Wednesday, June 12, 2013

Around the Web

Just to kinda, sorta, halfway make up for lack of posting in a week, here's a link to a great rant by John Scalzi.

Wednesday, June 5, 2013

Around the Web

Just for fun, here's a link to an indie publisher in New Zealand you might like to check out - Splashdown Books.

Always bet on the Old Guy

Yesterday, I went to NAPA to get grease seals for my little camp trailer. Now, I know that with non-automotive applications, the guys at the counter are going to have to do some research. Usually there's a cross reference book they can look up the part number etched on the edge of the seal rubber and find an NAPA replacement. The young fellow there was trying quite hard to figure it out, but after inputting several numbers into the computer, he's "if it's not in the computer, it doesn't exist."

He hunted up the old paper version of the books, tried measuring it with a digital micrometer, and still couldn't figure it out, kept mumbling "if it's not in the computer, it doesn't exist."

Finally the old parts geezer who had been on the phone this whole time hung up, walked over and glanced at the seals, asked me "Trailer?" and walked back into the shelves, from where he hollered, "How many?" and emerged with four identical seals, as required.

Always put your money on the old guy.

Monday, June 3, 2013

The Human Division by John Scalzi

 I kept trying to remember what this book reminded me of, and finally it came to me - the Retief books, by Keith Laumer, where Retief of the CDT (Corps Diplomatique Terrestrienne) falls into one odd adventure after another, and constantly solves problems in ways his bosses never expected nor condoned. The novel was originally "serialized" as 99 cent Kindle shorts, then linked together into a broader story, which made it nice to read in small doses when I had ten or fifteen minutes to spare.

It's been so long since I read the Old Man's War series that I'd forgotten where things left off, but if this book takes up from that point, not in a good place for humans. The Colonial Union is estranged from Earth these days, and opposed by the Conclave, an alliance of about four hundred intelligent races from around the galaxy, as well as under attack by some shadowy conspiracy which keeps putting the protagonists of the stories into deep trouble.

Ambassador Abumwe and her aides are definitely not the A-Team, perhaps not even the C-Team, so they draw the assignments that either no one else wants or which are doomed to failure from the start. Her technical geek, Harry Wilson, is on detached assignment from the Colonial Defense Force, and has a tendency to take a skewed perspective on problems. Her assistant undersecretary gopher flunky, Hart Schmidt, comes from a very powerful family on the colonial world of Phoenix, but prefers to toil in obscurity, where at least he feels like he's making a difference.
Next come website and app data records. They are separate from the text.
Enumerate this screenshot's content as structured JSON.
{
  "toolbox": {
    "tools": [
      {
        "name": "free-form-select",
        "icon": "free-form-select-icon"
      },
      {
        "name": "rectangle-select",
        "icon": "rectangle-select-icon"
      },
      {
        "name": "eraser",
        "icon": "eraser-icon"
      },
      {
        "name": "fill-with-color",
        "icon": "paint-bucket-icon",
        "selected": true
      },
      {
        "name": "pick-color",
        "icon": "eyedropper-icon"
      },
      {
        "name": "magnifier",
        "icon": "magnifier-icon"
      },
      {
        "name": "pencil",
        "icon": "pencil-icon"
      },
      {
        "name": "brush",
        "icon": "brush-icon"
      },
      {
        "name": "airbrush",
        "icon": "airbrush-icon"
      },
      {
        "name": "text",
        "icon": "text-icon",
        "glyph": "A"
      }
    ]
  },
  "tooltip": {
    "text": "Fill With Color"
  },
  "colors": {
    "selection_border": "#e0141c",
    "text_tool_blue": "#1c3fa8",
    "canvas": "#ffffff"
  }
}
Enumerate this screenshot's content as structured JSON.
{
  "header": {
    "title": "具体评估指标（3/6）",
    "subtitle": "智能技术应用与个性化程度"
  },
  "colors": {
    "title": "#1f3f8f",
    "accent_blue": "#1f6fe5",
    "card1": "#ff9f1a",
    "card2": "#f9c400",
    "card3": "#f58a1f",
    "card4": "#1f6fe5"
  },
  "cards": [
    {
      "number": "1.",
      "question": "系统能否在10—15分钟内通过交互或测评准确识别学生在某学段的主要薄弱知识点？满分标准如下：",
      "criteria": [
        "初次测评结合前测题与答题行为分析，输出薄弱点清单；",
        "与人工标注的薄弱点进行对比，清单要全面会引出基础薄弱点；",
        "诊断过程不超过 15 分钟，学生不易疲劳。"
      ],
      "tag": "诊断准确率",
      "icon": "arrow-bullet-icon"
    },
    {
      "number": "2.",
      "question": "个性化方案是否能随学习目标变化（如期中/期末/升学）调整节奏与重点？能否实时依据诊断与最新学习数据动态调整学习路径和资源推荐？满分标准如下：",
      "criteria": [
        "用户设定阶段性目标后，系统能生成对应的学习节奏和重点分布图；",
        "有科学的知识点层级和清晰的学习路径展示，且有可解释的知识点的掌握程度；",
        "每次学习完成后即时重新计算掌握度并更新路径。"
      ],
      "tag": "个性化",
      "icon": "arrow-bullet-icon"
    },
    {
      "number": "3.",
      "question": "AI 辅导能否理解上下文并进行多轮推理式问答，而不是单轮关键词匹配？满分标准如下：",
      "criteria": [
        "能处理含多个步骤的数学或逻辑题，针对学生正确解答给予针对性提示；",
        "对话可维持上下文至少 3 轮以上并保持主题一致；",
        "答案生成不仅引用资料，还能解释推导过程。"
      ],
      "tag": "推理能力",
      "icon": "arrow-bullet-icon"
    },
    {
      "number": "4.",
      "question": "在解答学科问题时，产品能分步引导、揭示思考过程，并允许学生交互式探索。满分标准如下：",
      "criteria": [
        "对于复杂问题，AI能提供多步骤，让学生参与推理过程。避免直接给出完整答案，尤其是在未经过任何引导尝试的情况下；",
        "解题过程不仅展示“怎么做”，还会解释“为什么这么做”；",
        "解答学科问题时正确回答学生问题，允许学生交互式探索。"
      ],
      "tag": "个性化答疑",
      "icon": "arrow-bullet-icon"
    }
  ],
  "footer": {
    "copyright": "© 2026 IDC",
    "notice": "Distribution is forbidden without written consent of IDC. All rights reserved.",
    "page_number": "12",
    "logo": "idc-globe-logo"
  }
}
The captain of the Clarke, the starship they all get around the galaxy in, when they're not getting it destroyed, Sophia Coloma, takes it all in stride.
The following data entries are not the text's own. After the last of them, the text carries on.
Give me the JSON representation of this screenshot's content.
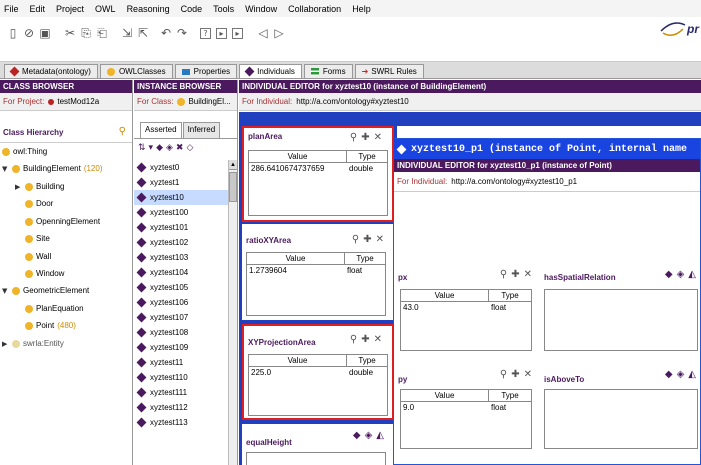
{
  "menu": [
    "File",
    "Edit",
    "Project",
    "OWL",
    "Reasoning",
    "Code",
    "Tools",
    "Window",
    "Collaboration",
    "Help"
  ],
  "logo_text": "pr",
  "tabs": [
    "Metadata(ontology)",
    "OWLClasses",
    "Properties",
    "Individuals",
    "Forms",
    "SWRL Rules"
  ],
  "class_browser": {
    "header": "CLASS BROWSER",
    "for_project_label": "For Project:",
    "project_name": "testMod12a",
    "hierarchy_label": "Class Hierarchy",
    "tree": [
      {
        "label": "owl:Thing"
      },
      {
        "label": "BuildingElement",
        "count": "(120)"
      },
      {
        "label": "Building"
      },
      {
        "label": "Door"
      },
      {
        "label": "OpenningElement"
      },
      {
        "label": "Site"
      },
      {
        "label": "Wall"
      },
      {
        "label": "Window"
      },
      {
        "label": "GeometricElement"
      },
      {
        "label": "PlanEquation"
      },
      {
        "label": "Point",
        "count": "(480)"
      },
      {
        "label": "swrla:Entity"
      }
    ]
  },
  "instance_browser": {
    "header": "INSTANCE BROWSER",
    "for_class_label": "For Class:",
    "class_name": "BuildingEl...",
    "tab_asserted": "Asserted",
    "tab_inferred": "Inferred",
    "items": [
      "xyztest0",
      "xyztest1",
      "xyztest10",
      "xyztest100",
      "xyztest101",
      "xyztest102",
      "xyztest103",
      "xyztest104",
      "xyztest105",
      "xyztest106",
      "xyztest107",
      "xyztest108",
      "xyztest109",
      "xyztest11",
      "xyztest110",
      "xyztest111",
      "xyztest112",
      "xyztest113"
    ],
    "selected_index": 2
  },
  "individual_editor": {
    "header": "INDIVIDUAL EDITOR for xyztest10  (instance of BuildingElement)",
    "for_individual_label": "For Individual:",
    "individual_uri": "http://a.com/ontology#xyztest10",
    "col_value": "Value",
    "col_type": "Type",
    "props": [
      {
        "name": "planArea",
        "value": "286.6410674737659",
        "type": "double"
      },
      {
        "name": "ratioXYArea",
        "value": "1.2739604",
        "type": "float"
      },
      {
        "name": "XYProjectionArea",
        "value": "225.0",
        "type": "double"
      },
      {
        "name": "equalHeight"
      }
    ]
  },
  "popup": {
    "title": "xyztest10_p1    (instance of Point, internal name",
    "header": "INDIVIDUAL EDITOR for xyztest10_p1  (instance of Point)",
    "for_individual_label": "For Individual:",
    "individual_uri": "http://a.com/ontology#xyztest10_p1",
    "col_value": "Value",
    "col_type": "Type",
    "px": {
      "name": "px",
      "value": "43.0",
      "type": "float"
    },
    "py": {
      "name": "py",
      "value": "9.0",
      "type": "float"
    },
    "rel1": "hasSpatialRelation",
    "rel2": "isAboveTo"
  },
  "colors": {
    "accent": "#4b1a5e",
    "highlight": "#e02020",
    "popup_border": "#2255dd",
    "class_dot": "#f0b429"
  }
}
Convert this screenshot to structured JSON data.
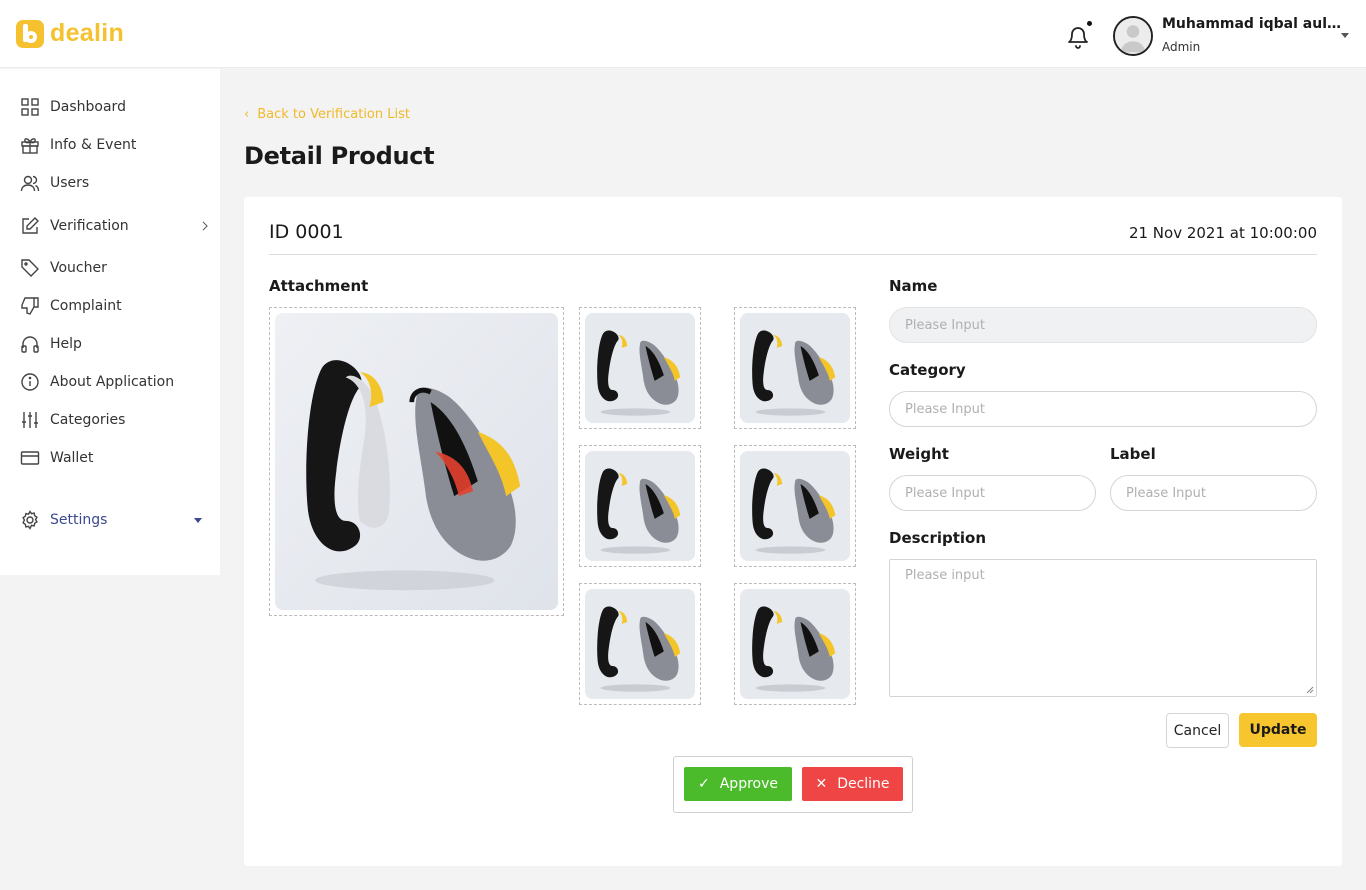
{
  "brand": {
    "name": "dealin",
    "color": "#f6c12f"
  },
  "header": {
    "user_name": "Muhammad iqbal aulia...",
    "user_role": "Admin",
    "icons": [
      "bell-icon",
      "avatar",
      "caret-down-icon"
    ]
  },
  "sidebar": {
    "items": [
      {
        "label": "Dashboard",
        "icon": "grid-icon"
      },
      {
        "label": "Info & Event",
        "icon": "gift-icon"
      },
      {
        "label": "Users",
        "icon": "users-icon"
      },
      {
        "label": "Verification",
        "icon": "edit-icon"
      },
      {
        "label": "Voucher",
        "icon": "tag-icon"
      },
      {
        "label": "Complaint",
        "icon": "thumbs-down-icon"
      },
      {
        "label": "Help",
        "icon": "headphones-icon"
      },
      {
        "label": "About Application",
        "icon": "info-icon"
      },
      {
        "label": "Categories",
        "icon": "sliders-icon"
      },
      {
        "label": "Wallet",
        "icon": "card-icon"
      },
      {
        "label": "Settings",
        "icon": "gear-icon"
      }
    ]
  },
  "page": {
    "back_label": "Back to Verification List",
    "title": "Detail Product"
  },
  "product": {
    "id_label": "ID 0001",
    "date": "21 Nov 2021 at 10:00:00",
    "attachment_label": "Attachment"
  },
  "form": {
    "name_label": "Name",
    "name_placeholder": "Please Input",
    "category_label": "Category",
    "category_placeholder": "Please Input",
    "weight_label": "Weight",
    "weight_placeholder": "Please Input",
    "label_label": "Label",
    "label_placeholder": "Please Input",
    "description_label": "Description",
    "description_placeholder": "Please input",
    "cancel_label": "Cancel",
    "update_label": "Update"
  },
  "actions": {
    "approve_label": "Approve",
    "decline_label": "Decline",
    "approve_color": "#4cbb2b",
    "decline_color": "#ef4545"
  }
}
Fun little vignettes, good dialog, mysterious plots afoot - no happy endings, but it made me smile.